THE PROBLEM —
Each record should be written out exactly as given.

(Records drawn from a dataset)
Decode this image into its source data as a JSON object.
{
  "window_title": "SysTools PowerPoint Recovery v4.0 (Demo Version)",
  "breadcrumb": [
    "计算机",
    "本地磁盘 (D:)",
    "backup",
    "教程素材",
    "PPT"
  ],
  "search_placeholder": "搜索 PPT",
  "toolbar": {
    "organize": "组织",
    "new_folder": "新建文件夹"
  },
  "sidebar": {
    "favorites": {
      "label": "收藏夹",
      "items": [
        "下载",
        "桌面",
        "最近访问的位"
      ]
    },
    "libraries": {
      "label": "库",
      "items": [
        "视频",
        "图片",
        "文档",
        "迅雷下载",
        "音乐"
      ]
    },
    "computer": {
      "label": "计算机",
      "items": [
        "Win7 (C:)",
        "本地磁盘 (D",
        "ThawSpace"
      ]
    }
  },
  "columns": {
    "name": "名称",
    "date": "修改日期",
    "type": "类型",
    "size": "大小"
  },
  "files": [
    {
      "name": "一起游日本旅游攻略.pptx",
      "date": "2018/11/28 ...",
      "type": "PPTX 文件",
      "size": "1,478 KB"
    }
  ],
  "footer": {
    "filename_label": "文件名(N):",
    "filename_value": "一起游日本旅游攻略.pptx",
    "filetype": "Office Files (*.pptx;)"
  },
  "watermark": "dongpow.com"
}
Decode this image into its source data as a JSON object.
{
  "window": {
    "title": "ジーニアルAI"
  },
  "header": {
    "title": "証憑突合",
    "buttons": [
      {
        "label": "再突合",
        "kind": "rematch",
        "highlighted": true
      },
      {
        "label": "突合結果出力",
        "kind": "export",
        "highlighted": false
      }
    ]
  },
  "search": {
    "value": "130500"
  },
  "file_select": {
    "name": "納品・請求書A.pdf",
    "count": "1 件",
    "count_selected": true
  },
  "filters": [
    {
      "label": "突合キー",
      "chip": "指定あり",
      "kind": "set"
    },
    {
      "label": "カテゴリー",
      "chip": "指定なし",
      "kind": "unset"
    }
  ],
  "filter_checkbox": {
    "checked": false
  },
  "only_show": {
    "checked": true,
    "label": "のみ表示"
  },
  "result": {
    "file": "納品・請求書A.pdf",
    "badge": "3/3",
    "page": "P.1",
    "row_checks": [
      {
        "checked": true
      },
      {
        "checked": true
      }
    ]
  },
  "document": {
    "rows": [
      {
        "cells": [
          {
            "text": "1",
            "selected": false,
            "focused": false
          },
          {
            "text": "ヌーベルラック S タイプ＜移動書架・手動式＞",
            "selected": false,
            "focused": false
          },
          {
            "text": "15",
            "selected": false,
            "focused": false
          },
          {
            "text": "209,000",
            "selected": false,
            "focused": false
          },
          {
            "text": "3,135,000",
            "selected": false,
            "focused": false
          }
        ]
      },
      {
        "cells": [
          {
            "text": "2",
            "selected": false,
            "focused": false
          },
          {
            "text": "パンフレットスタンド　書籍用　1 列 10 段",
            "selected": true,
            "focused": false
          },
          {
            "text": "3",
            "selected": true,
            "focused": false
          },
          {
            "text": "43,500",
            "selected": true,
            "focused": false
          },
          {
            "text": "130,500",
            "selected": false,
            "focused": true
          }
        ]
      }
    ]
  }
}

EXERCISE RESPONSE —
Decode this image into its source data as a JSON object.
{
  "window_title": "SysTools PowerPoint Recovery v4.0 (Demo Version)",
  "breadcrumb": [
    "计算机",
    "本地磁盘 (D:)",
    "backup",
    "教程素材",
    "PPT"
  ],
  "search_placeholder": "搜索 PPT",
  "toolbar": {
    "organize": "组织",
    "new_folder": "新建文件夹"
  },
  "sidebar": {
    "favorites": {
      "label": "收藏夹",
      "items": [
        "下载",
        "桌面",
        "最近访问的位"
      ]
    },
    "libraries": {
      "label": "库",
      "items": [
        "视频",
        "图片",
        "文档",
        "迅雷下载",
        "音乐"
      ]
    },
    "computer": {
      "label": "计算机",
      "items": [
        "Win7 (C:)",
        "本地磁盘 (D",
        "ThawSpace"
      ]
    }
  },
  "columns": {
    "name": "名称",
    "date": "修改日期",
    "type": "类型",
    "size": "大小"
  },
  "files": [
    {
      "name": "一起游日本旅游攻略.pptx",
      "date": "2018/11/28 ...",
      "type": "PPTX 文件",
      "size": "1,478 KB"
    }
  ],
  "footer": {
    "filename_label": "文件名(N):",
    "filename_value": "一起游日本旅游攻略.pptx",
    "filetype": "Office Files (*.pptx;)"
  },
  "watermark": "dongpow.com"
}
Decode this image into its source data as a JSON object.
{
  "window": {
    "title": "ジーニアルAI"
  },
  "header": {
    "title": "証憑突合",
    "buttons": [
      {
        "label": "再突合",
        "kind": "rematch",
        "highlighted": true
      },
      {
        "label": "突合結果出力",
        "kind": "export",
        "highlighted": false
      }
    ]
  },
  "search": {
    "value": "130500"
  },
  "file_select": {
    "name": "納品・請求書A.pdf",
    "count": "1 件",
    "count_selected": true
  },
  "filters": [
    {
      "label": "突合キー",
      "chip": "指定あり",
      "kind": "set"
    },
    {
      "label": "カテゴリー",
      "chip": "指定なし",
      "kind": "unset"
    }
  ],
  "filter_checkbox": {
    "checked": false
  },
  "only_show": {
    "checked": true,
    "label": "のみ表示"
  },
  "result": {
    "file": "納品・請求書A.pdf",
    "badge": "3/3",
    "page": "P.1",
    "row_checks": [
      {
        "checked": true
      },
      {
        "checked": true
      }
    ]
  },
  "document": {
    "rows": [
      {
        "cells": [
          {
            "text": "1",
            "selected": false,
            "focused": false
          },
          {
            "text": "ヌーベルラック S タイプ＜移動書架・手動式＞",
            "selected": false,
            "focused": false
          },
          {
            "text": "15",
            "selected": false,
            "focused": false
          },
          {
            "text": "209,000",
            "selected": false,
            "focused": false
          },
          {
            "text": "3,135,000",
            "selected": false,
            "focused": false
          }
        ]
      },
      {
        "cells": [
          {
            "text": "2",
            "selected": false,
            "focused": false
          },
          {
            "text": "パンフレットスタンド　書籍用　1 列 10 段",
            "selected": true,
            "focused": false
          },
          {
            "text": "3",
            "selected": true,
            "focused": false
          },
          {
            "text": "43,500",
            "selected": true,
            "focused": false
          },
          {
            "text": "130,500",
            "selected": false,
            "focused": true
          }
        ]
      }
    ]
  }
}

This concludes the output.